“The Fish and Wildlife Service has a vital opportunity to safeguard West Indian manatees, but it must act quickly,” said Ragan Whitlock, a Florida-based attorney at the Center for Biological Diversity. “Florida manatees will soon lose several of their favorite winter homes and they’re predicted to suffer sharp population declines. It’s time to plan for their future, and it starts with increased federal protections.”
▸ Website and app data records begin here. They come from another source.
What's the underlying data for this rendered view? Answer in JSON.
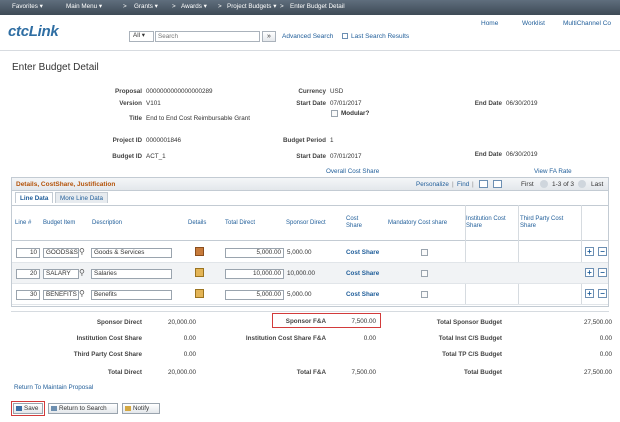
{
  "nav": {
    "favorites": "Favorites ▾",
    "main_menu": "Main Menu ▾",
    "sep1": ">",
    "grants": "Grants ▾",
    "sep2": ">",
    "awards": "Awards ▾",
    "sep3": ">",
    "project_budgets": "Project Budgets ▾",
    "sep4": ">",
    "enter_budget": "Enter Budget Detail"
  },
  "header": {
    "logo_prefix": "ct",
    "logo_text": "ctcLink",
    "logo_main": "ctcLink",
    "scope": "All",
    "search_placeholder": "Search",
    "search_btn": "»",
    "advanced_search": "Advanced Search",
    "last_search": "Last Search Results",
    "home": "Home",
    "worklist": "Worklist",
    "multichannel": "MultiChannel Co"
  },
  "page_title": "Enter Budget Detail",
  "info": {
    "proposal_label": "Proposal",
    "proposal": "0000000000000000289",
    "version_label": "Version",
    "version": "V101",
    "title_label": "Title",
    "title": "End to End Cost Reimbursable Grant",
    "currency_label": "Currency",
    "currency": "USD",
    "start_label": "Start Date",
    "start": "07/01/2017",
    "end_label": "End Date",
    "end": "06/30/2019",
    "modular": "Modular?",
    "project_label": "Project ID",
    "project": "0000001846",
    "period_label": "Budget Period",
    "period": "1",
    "budget_id_label": "Budget ID",
    "budget_id": "ACT_1",
    "start2": "07/01/2017",
    "end2": "06/30/2019",
    "overall_cost_share": "Overall Cost Share",
    "view_fa_rate": "View FA Rate"
  },
  "grid": {
    "title": "Details, CostShare, Justification",
    "personalize": "Personalize",
    "find": "Find",
    "first": "First",
    "page_info": "1-3 of 3",
    "last": "Last",
    "tab_line_data": "Line Data",
    "tab_more": "More Line Data",
    "columns": {
      "line": "Line #",
      "item": "Budget Item",
      "desc": "Description",
      "details": "Details",
      "total_direct": "Total Direct",
      "sponsor_direct": "Sponsor Direct",
      "cost_share": "Cost Share",
      "mandatory": "Mandatory Cost share",
      "inst_cost": "Institution Cost Share",
      "third_party": "Third Party Cost Share"
    },
    "rows": [
      {
        "line": "10",
        "item": "GOODS&S",
        "desc": "Goods & Services",
        "total": "5,000.00",
        "sponsor": "5,000.00",
        "cost_share": "Cost Share"
      },
      {
        "line": "20",
        "item": "SALARY",
        "desc": "Salaries",
        "total": "10,000.00",
        "sponsor": "10,000.00",
        "cost_share": "Cost Share"
      },
      {
        "line": "30",
        "item": "BENEFITS",
        "desc": "Benefits",
        "total": "5,000.00",
        "sponsor": "5,000.00",
        "cost_share": "Cost Share"
      }
    ]
  },
  "totals": {
    "sponsor_direct_label": "Sponsor Direct",
    "sponsor_direct": "20,000.00",
    "sponsor_fa_label": "Sponsor F&A",
    "sponsor_fa": "7,500.00",
    "total_sponsor_budget_label": "Total Sponsor Budget",
    "total_sponsor_budget": "27,500.00",
    "inst_cost_share_label": "Institution Cost Share",
    "inst_cost_share": "0.00",
    "inst_cost_share_fa_label": "Institution Cost Share F&A",
    "inst_cost_share_fa": "0.00",
    "total_inst_label": "Total Inst C/S Budget",
    "total_inst": "0.00",
    "third_party_label": "Third Party Cost Share",
    "third_party": "0.00",
    "total_tp_label": "Total TP C/S Budget",
    "total_tp": "0.00",
    "total_direct_label": "Total Direct",
    "total_direct": "20,000.00",
    "total_fa_label": "Total F&A",
    "total_fa": "7,500.00",
    "total_budget_label": "Total Budget",
    "total_budget": "27,500.00"
  },
  "footer": {
    "return_link": "Return To Maintain Proposal",
    "save": "Save",
    "return_search": "Return to Search",
    "notify": "Notify"
  }
}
State and federal agencies are preparing for the loss of several warm water havens that manatees frequent along Florida’s coast as outfalls are removed from several coastal power plants. The Service estimates that more than half of Florida’s manatees seek shelter from the cold at warm water discharges from power plants. Natural warm water sources are severely threatened by water-quality declines from excess nutrient pollution and groundwater pumping, leaving the manatees dependent on these man-made refugia. Many natural warm water sources are also impeded by manmade structures like the Rodman/Kirkpatrick dam on the Ocklawaha River.

Manatee deaths have spiked since 2017 when the Service reduced protections and downlisted manatees to threatened.  Algae blooms fed by nutrient load from septic tanks on the Indian Rivre Lagoon sparked an ongoing seagrass die-off that has contributed to unprecedented Florida manatee mortality, which led to nearly 2,000 deaths in 2021 and 2022 combined. This two-year record represents more than 20% of all manatees in Florida.

“Having served on each of the Manatee Recovery Teams and numerous expert working groups over several decades, I implore the Service to redesignate and empower a new expert Recovery Team with designated expert working groups to take on the monumental task of quelling the escalating threats and risks to the manatees’ future survival,” said Patrick Rose, an aquatic biologist and executive director of Save the Manatee Club.

Water-quality degradation across the state has led to precipitous seagrass declines, including in manatees’ most important habitat. Unchecked pollution — from wastewater treatment discharges,  septic systems, fertilizer runoff and other sources — is fueling the collapse of the Indian River Lagoon in Florida, leading to the unprecedented mortality event.

A recent study also found more than half of sampled Florida manatees are chronically exposed to glyphosate, a potent herbicide applied to crops and aquatic weeds.

“Due to water pollution, we are seeing the collapse of seagrass habitat and the species that depend on it,” said Dr. Rachel Silverstein, executive director and Waterkeeper of Miami Waterkeeper. “The dire state of water pollution in Florida has pushed Florida’s iconic manatee to the brink of survival, meriting increased protections under the Endangered Species Act.”

The Puerto Rico population of manatees also faces significant threats to its survival. Current estimates suggest as few as 250 manatees currently live in Puerto Rico. The population’s genetic diversity is also very low, which decreases their ability to adapt to changing conditions and rebound after unexpected mortality events such as hurricanes, boat strikes or disease.

“The unexpected increase in mortality rate due to boat strikes that have proliferated in recent years without appropriate awareness, legislation, regulation, or enforcement and the Fish and Wildlife Service’s premature downlisting of manatees back in 2017 are significant factors stirring manatees towards extinction from their coastal habitats in Puerto Rico,” said Frank S. González García, a Puerto Rican engineer concerned about the loss of natural resources. “Manatee recovery in Puerto Rico could only be achieved through the Fish and Wildlife Service’s commitment and diligence to lead a corrective action plan in collaboration with all parties of interest.”

Originally listed as an endangered species under the Endangered Species Act in 1973, manatees have never truly recovered. The Fish and Wildlife Service announced its final rule downlisting the West Indian manatee from endangered to threatened on March 30, 2017. That decision came despite hundreds of manatees still dying each year from boat strikes, habitat loss and other causes.

FWC, manatees, intent to sue, seagrass, endangered